Human Remains Discovered on Vatican Property Spark New Interest in Cold Case Involving Disappeared 15-Year-Old Girl

Emanuela Orlandi, the teen daughter of a Vatican police officer, went missing June 22, 1983.

New interest is being sparked in two 35-year-old cold cases involving 15-year-old girls after human remains were discovered on Vatican property Monday.

Emanuela Orlandi, the teen daughter of a Vatican police officer, went missing June 22, 1983. She was on her way home from a music lesson as she seemingly disappeared, according to APTN.

After bones were discovered earlier this week in the Holy See, a Vatican-owned property in Rome, Italy, by builders renovating a room, Orlandi’s family is calling for a full investigation into the identity of the corpse and how they got there.

''We are asking Rome prosecutors and the Holy See by what means the bones were found and how their discovery was placed in relation to the disappearances of Emanuela Orlandi and Mirella Gregori,” lawyer Laura Scro said in a statement on behalf of the Orlandi family.  

While the cases were never linked, Mirella Gregori, also 15, vanished just a month earlier than Orlandi around Rome.

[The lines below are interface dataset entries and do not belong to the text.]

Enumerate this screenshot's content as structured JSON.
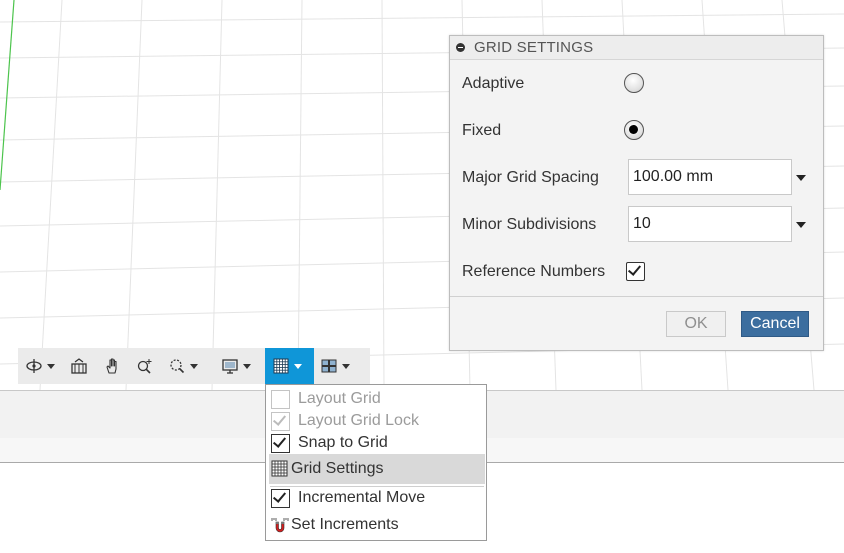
{
  "dialog": {
    "title": "GRID SETTINGS",
    "adaptive_label": "Adaptive",
    "adaptive_selected": false,
    "fixed_label": "Fixed",
    "fixed_selected": true,
    "major_label": "Major Grid Spacing",
    "major_value": "100.00 mm",
    "minor_label": "Minor Subdivisions",
    "minor_value": "10",
    "refnum_label": "Reference Numbers",
    "refnum_checked": true,
    "ok_label": "OK",
    "cancel_label": "Cancel"
  },
  "toolbar": {
    "icons": [
      "orbit-icon",
      "look-at-icon",
      "pan-hand-icon",
      "zoom-icon",
      "fit-zoom-icon",
      "display-settings-icon",
      "grid-snaps-icon",
      "viewports-icon"
    ],
    "active_tool": "grid-snaps-icon",
    "active_color": "#0f96d8"
  },
  "menu": {
    "items": [
      {
        "label": "Layout Grid",
        "checked": false,
        "enabled": false
      },
      {
        "label": "Layout Grid Lock",
        "checked": true,
        "enabled": false
      },
      {
        "label": "Snap to Grid",
        "checked": true,
        "enabled": true
      },
      {
        "label": "Grid Settings",
        "icon": "grid-icon",
        "highlighted": true
      },
      {
        "label": "Incremental Move",
        "checked": true,
        "enabled": true
      },
      {
        "label": "Set Increments",
        "icon": "magnet-icon"
      }
    ]
  },
  "colors": {
    "cancel_button": "#3c6e9f",
    "axis_line": "#4cc44c"
  }
}
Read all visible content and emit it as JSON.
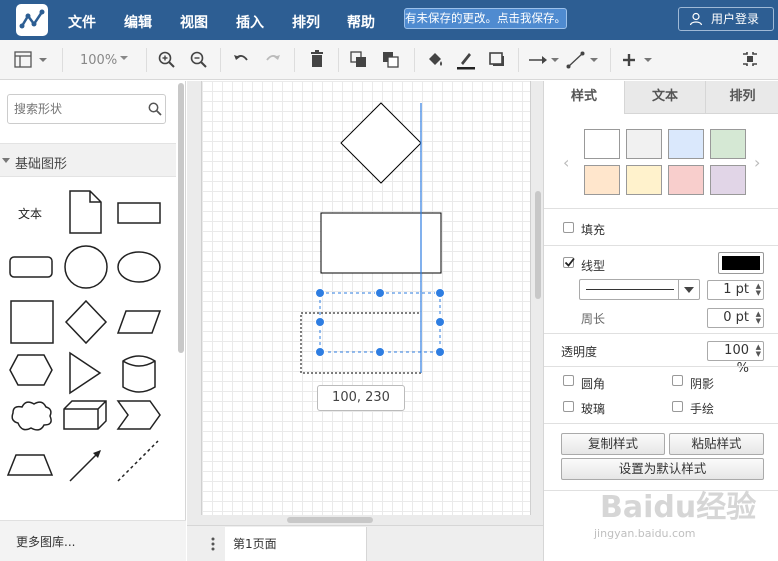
{
  "menu": {
    "items": [
      "文件",
      "编辑",
      "视图",
      "插入",
      "排列",
      "帮助"
    ],
    "unsaved_notice": "有未保存的更改。点击我保存。",
    "login": "用户登录"
  },
  "toolbar": {
    "zoom": "100%"
  },
  "left_panel": {
    "search_placeholder": "搜索形状",
    "library_title": "基础图形",
    "text_shape_label": "文本",
    "more_libraries": "更多图库..."
  },
  "canvas": {
    "coord_tooltip": "100, 230"
  },
  "footer": {
    "page_tab": "第1页面"
  },
  "right_panel": {
    "tabs": [
      "样式",
      "文本",
      "排列"
    ],
    "fill_label": "填充",
    "line_label": "线型",
    "line_width": "1 pt",
    "perimeter_label": "周长",
    "perimeter_value": "0 pt",
    "opacity_label": "透明度",
    "opacity_value": "100 %",
    "rounded_label": "圆角",
    "shadow_label": "阴影",
    "glass_label": "玻璃",
    "sketch_label": "手绘",
    "copy_style": "复制样式",
    "paste_style": "粘贴样式",
    "set_default_style": "设置为默认样式",
    "swatch_colors": [
      "#ffffff",
      "#f1f1f1",
      "#dae8fc",
      "#d5e8d4",
      "#ffe6cc",
      "#fff2cc",
      "#f8cecc",
      "#e1d5e7"
    ],
    "line_color": "#000000"
  },
  "watermark": {
    "brand": "Baidu经验",
    "url": "jingyan.baidu.com"
  },
  "colors": {
    "header_bg": "#2d5e93",
    "selection": "#2e7de1"
  }
}
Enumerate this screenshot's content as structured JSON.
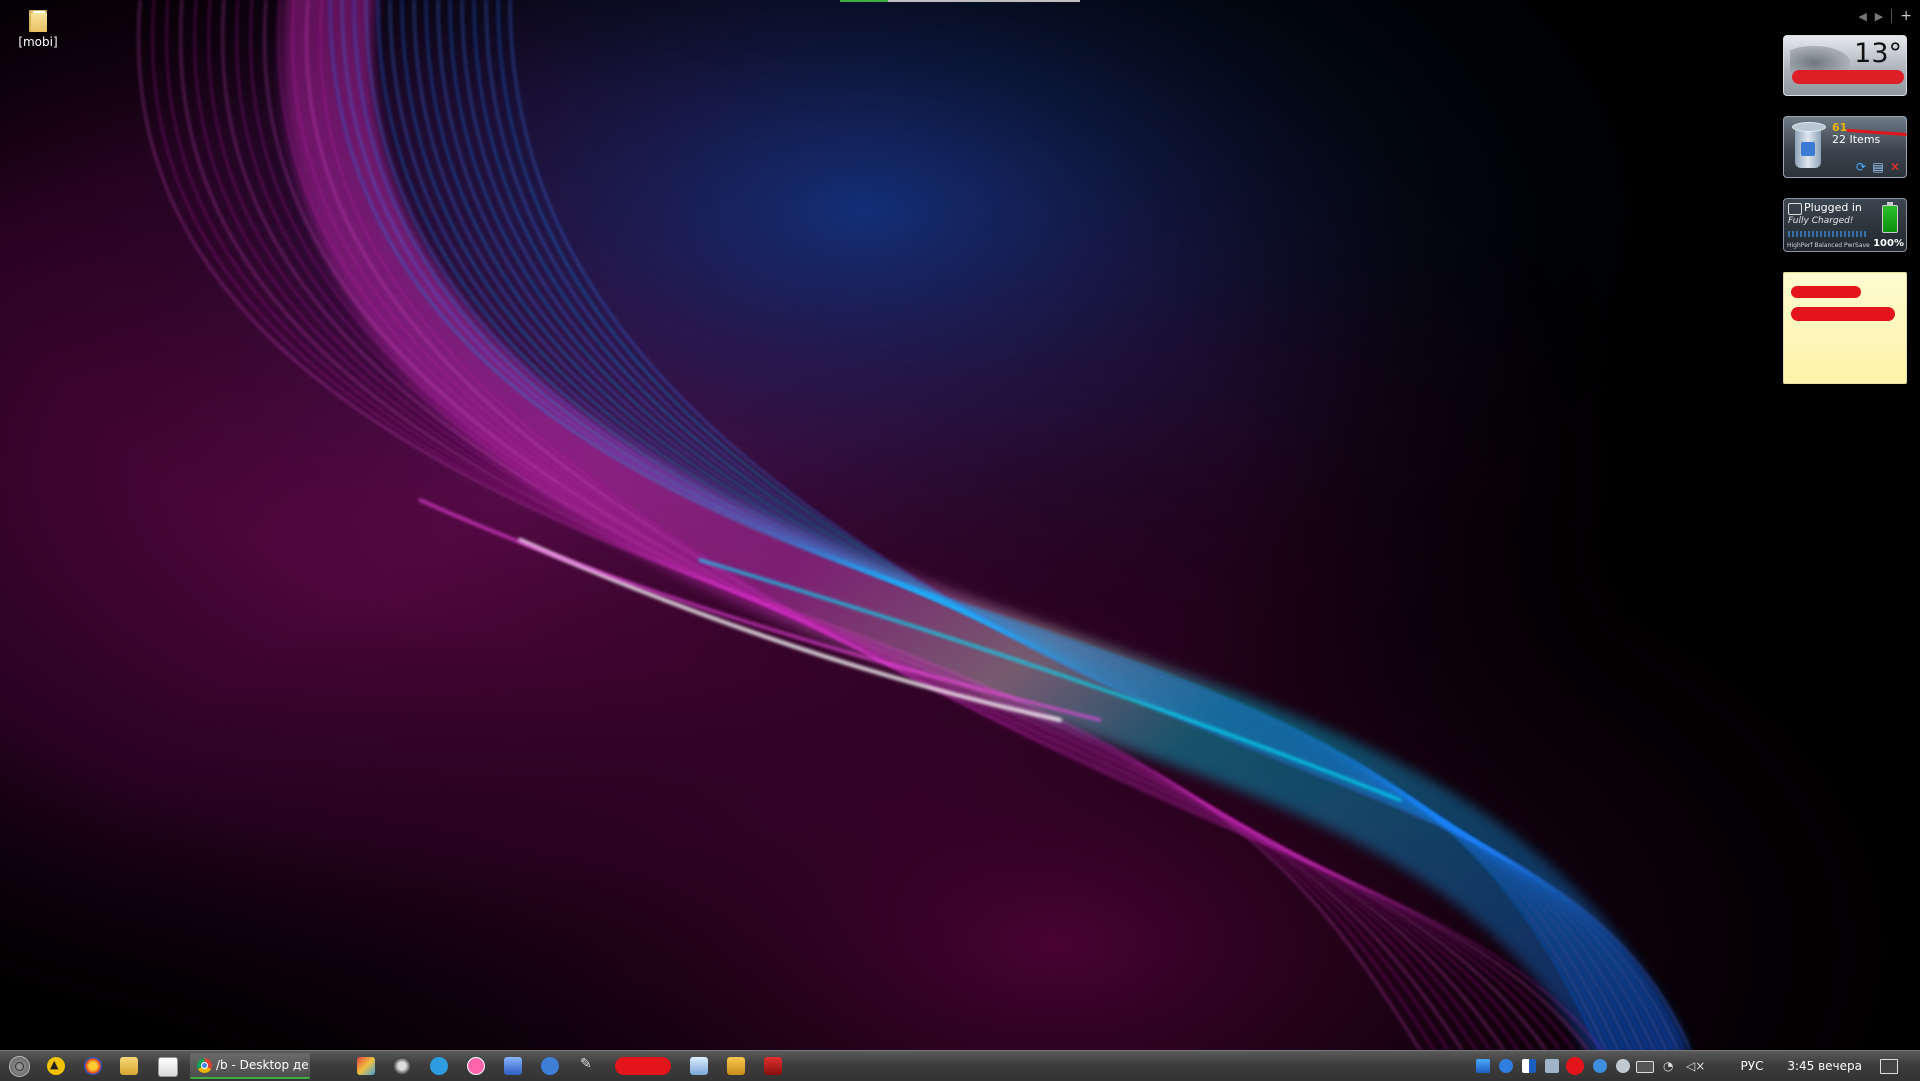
{
  "desktop": {
    "icons": [
      {
        "label": "[mobi]",
        "icon": "folder-icon"
      }
    ]
  },
  "gadgets": {
    "weather": {
      "temperature": "13°",
      "icon": "cloud-icon"
    },
    "recycle_bin": {
      "size": "61.",
      "items": "22 Items",
      "buttons": [
        "refresh-icon",
        "settings-icon",
        "empty-icon"
      ]
    },
    "battery": {
      "status": "Plugged in",
      "charged_text": "Fully Charged!",
      "modes": "HighPerf  Balanced  PwrSave",
      "percent": "100%",
      "level": 1.0
    },
    "sticky_note": {
      "icon": "sticky-note-icon"
    }
  },
  "taskbar": {
    "active_window_title": "/b - Desktop десктоп ...",
    "pinned": [
      "start-orb",
      "avast-icon",
      "yandex-icon",
      "explorer-icon",
      "notes-icon",
      "chrome-icon",
      "paint-icon",
      "steam-icon",
      "skype-icon",
      "osu-icon",
      "monitor-icon",
      "qbittorrent-icon",
      "tool-icon",
      "window-icon",
      "folder-icon",
      "app-icon"
    ],
    "tray": {
      "language": "РУС",
      "time": "3:45 вечера"
    }
  },
  "colors": {
    "taskbar": "#3d3d3d",
    "accent_green": "#3fae3f",
    "redaction": "#e3141a",
    "wave_magenta": "#ff2ee0",
    "wave_cyan": "#00e8ff",
    "wave_blue": "#1a6cff"
  }
}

Her mom said she answered the intercom to their family’s apartment, stepped outside to speak to a school friend, and hasn't been seen since, Telegraph U.K. reported.

But the more high-profile case of the two was Orlandi’s. Over the years, her disappearance has been connected to many conspiracy theories, including the plot to kill Pope John Paul II in 1981 by Turkish gunman Mehmet Ali Agca and the financial scandal of the Vatican bank.

In 2012, the body of Enrico De Pedis, a top dog in Italian organized crime killed in 1990, was exhumed after it was believed Orlandi’s body might have been buried with his. DNA tests did not find a match.

Last year, a falsified report supposedly from inside the Vatican alleged that Orlandi was alive. The report suggested the Vatican was responsible for her disappearance and has been paying her expenses ever since.